A combustion-engine-powered car has been crowned the 2016 Formula Student champion after three years of electric vehicle domination following the disqualification of electric front-runners.
The racing car created by a team of students from the University of Stuttgart, Germany, has won the title after coming first in the Endurance Event, which saw the defending champions from Delft University, the Netherlands, as well as the 2013 winners from ETH Zurich, dismissed by judges.
Unlike in 2015 when all the top three spots were taken by electric racing cars, the 2016 season ended up taken over by combustion, despite original expectations. It is the first time in four years that a combustion engine car has taken the top spot: ETH Zurich won in 2013 and Delft then took the title two years in a row.
It has come as a surprise then that the only electric vehicle in the 2016 top three was that of the University of Karlsruhe, Germany, which won this year’s Acceleration Event. The third place went to a team from the University of Gratz, Austria. The best UK team, from the University of Bath, came fourth, also with a combustion engine car.
“We came here to win, obviously, but the competition is really tough,” Noel Moorhouse, leader of the Bath team told E&T ahead of the decisive Endurance race.
“We looked at both options at the beginning of the design process. We reviewed electric and combustion cars. But looking realistically at what we could feasibly build as a team and looking at what we had available to us, it made sense to us to stick with combustion.”
The decision paid off, although until the last day of the four-day racing meeting at Silverstone it seemed electricity would be dominating once again. In Saturday’s Acceleration Event, the six best-performing cars were all electric, featuring electric motors at each wheel – a major advantage over combustion.
But Sunday’s Endurance Event purged the competition of its greatest favourites.
“Unfortunately we've been disqualified from Endurance for temporarily exceeding the 60kW limit.
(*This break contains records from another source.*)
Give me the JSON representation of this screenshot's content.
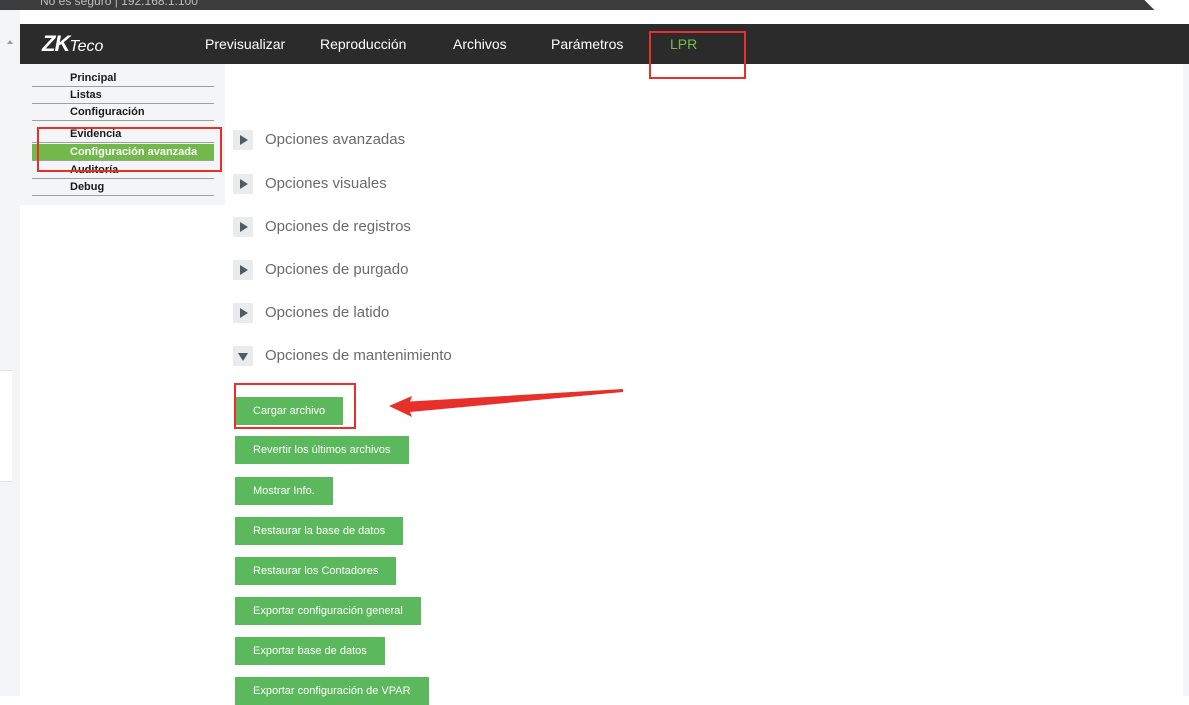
{
  "browser": {
    "address_text": "No es seguro | 192.168.1.100"
  },
  "brand": {
    "logo_zk": "ZK",
    "logo_teco": "Teco",
    "accent_color": "#6fbf4f",
    "button_color": "#5cb85c",
    "annotation_color": "#e8302a"
  },
  "nav": {
    "items": [
      {
        "label": "Previsualizar",
        "active": false
      },
      {
        "label": "Reproducción",
        "active": false
      },
      {
        "label": "Archivos",
        "active": false
      },
      {
        "label": "Parámetros",
        "active": false
      },
      {
        "label": "LPR",
        "active": true
      }
    ]
  },
  "sidebar": {
    "items": [
      {
        "label": "Principal",
        "active": false
      },
      {
        "label": "Listas",
        "active": false
      },
      {
        "label": "Configuración",
        "active": false
      },
      {
        "label": "Evidencia",
        "active": false
      },
      {
        "label": "Configuración avanzada",
        "active": true
      },
      {
        "label": "Auditoría",
        "active": false
      },
      {
        "label": "Debug",
        "active": false
      }
    ]
  },
  "sections": [
    {
      "label": "Opciones avanzadas",
      "expanded": false,
      "icon": "chevron-right-icon"
    },
    {
      "label": "Opciones visuales",
      "expanded": false,
      "icon": "chevron-right-icon"
    },
    {
      "label": "Opciones de registros",
      "expanded": false,
      "icon": "chevron-right-icon"
    },
    {
      "label": "Opciones de purgado",
      "expanded": false,
      "icon": "chevron-right-icon"
    },
    {
      "label": "Opciones de latido",
      "expanded": false,
      "icon": "chevron-right-icon"
    },
    {
      "label": "Opciones de mantenimiento",
      "expanded": true,
      "icon": "chevron-down-icon"
    }
  ],
  "maintenance": {
    "buttons": [
      {
        "label": "Cargar archivo"
      },
      {
        "label": "Revertir los últimos archivos"
      },
      {
        "label": "Mostrar Info."
      },
      {
        "label": "Restaurar la base de datos"
      },
      {
        "label": "Restaurar los Contadores"
      },
      {
        "label": "Exportar configuración general"
      },
      {
        "label": "Exportar base de datos"
      },
      {
        "label": "Exportar configuración de VPAR"
      }
    ]
  }
}
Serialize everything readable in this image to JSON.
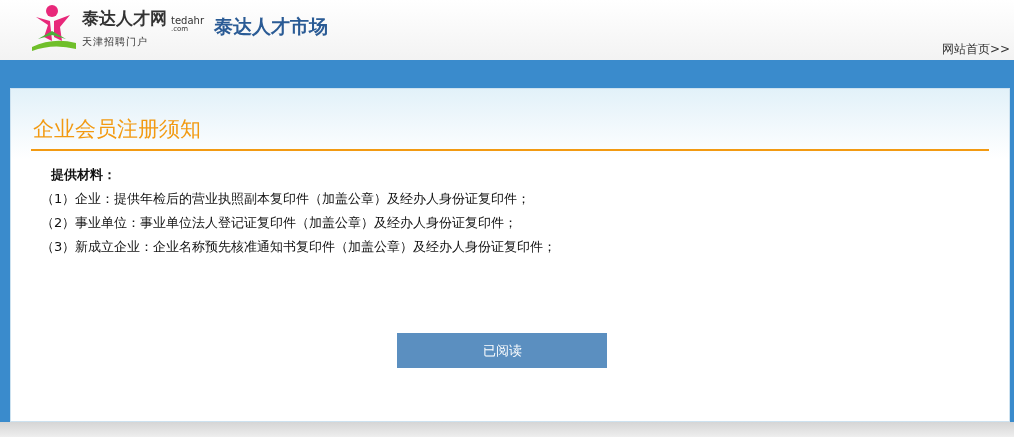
{
  "header": {
    "logo_name": "泰达人才网",
    "logo_domain_1": "tedahr",
    "logo_domain_2": ".com",
    "logo_slogan": "天津招聘门户",
    "site_name": "泰达人才市场",
    "home_link": "网站首页>>"
  },
  "notice": {
    "title": "企业会员注册须知",
    "heading": "提供材料：",
    "items": [
      "（1）企业：提供年检后的营业执照副本复印件（加盖公章）及经办人身份证复印件；",
      "（2）事业单位：事业单位法人登记证复印件（加盖公章）及经办人身份证复印件；",
      "（3）新成立企业：企业名称预先核准通知书复印件（加盖公章）及经办人身份证复印件；"
    ],
    "button": "已阅读"
  }
}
Huge disappointment,” the ETH Zurich team tweeted following the event in which it finished with one of the best times.
After ETH Zurich, judges also sent packing the defending double champions from Delft, an electric car designed by another Stuttgart team, a vehicle by students of the University of Munich and a team from Amberg, also Germany. All of these cutting-edge electric vehicles were disqualified because of breaches of technical limits.
Zurich didn’t let their disappointment show as they celebrated coming first in the Engineering Design competition and the Skid Pad challenge.
The team’s car, named Gotthard, also came second in the Acceleration Event, for which it was a hot favourite.
Gotthard’s predecessor, an electric car built by the ETH Zurich team two years ago, has recently broken the acceleration record by an electric vehicle, beating even Formula E cars.
According to Beth Lily Georgiou, Formula Student Project Leader, the increasing strength of electric vehicles is a major trend that could be observed in the competition.
“This year, we had 32 electric teams competing with electric cars, which is the highest number ever for a UK event and over 50 electric teams actually applied to be part of the competition,” Georgiou said. “We are seeing a big trend in teams converting to electric entirely or teams such as Bath, Karslruhe and Stuttgart, running a combustion engine and an electric car from the same university.”
The competition, which started in 1998 at a small testing venue in Coventry, has been going from strength to strength. This year’s meeting at the racing circuit in Silverstone, was attended by 113 teams, with some coming from as far as Australia and Sri Lanka.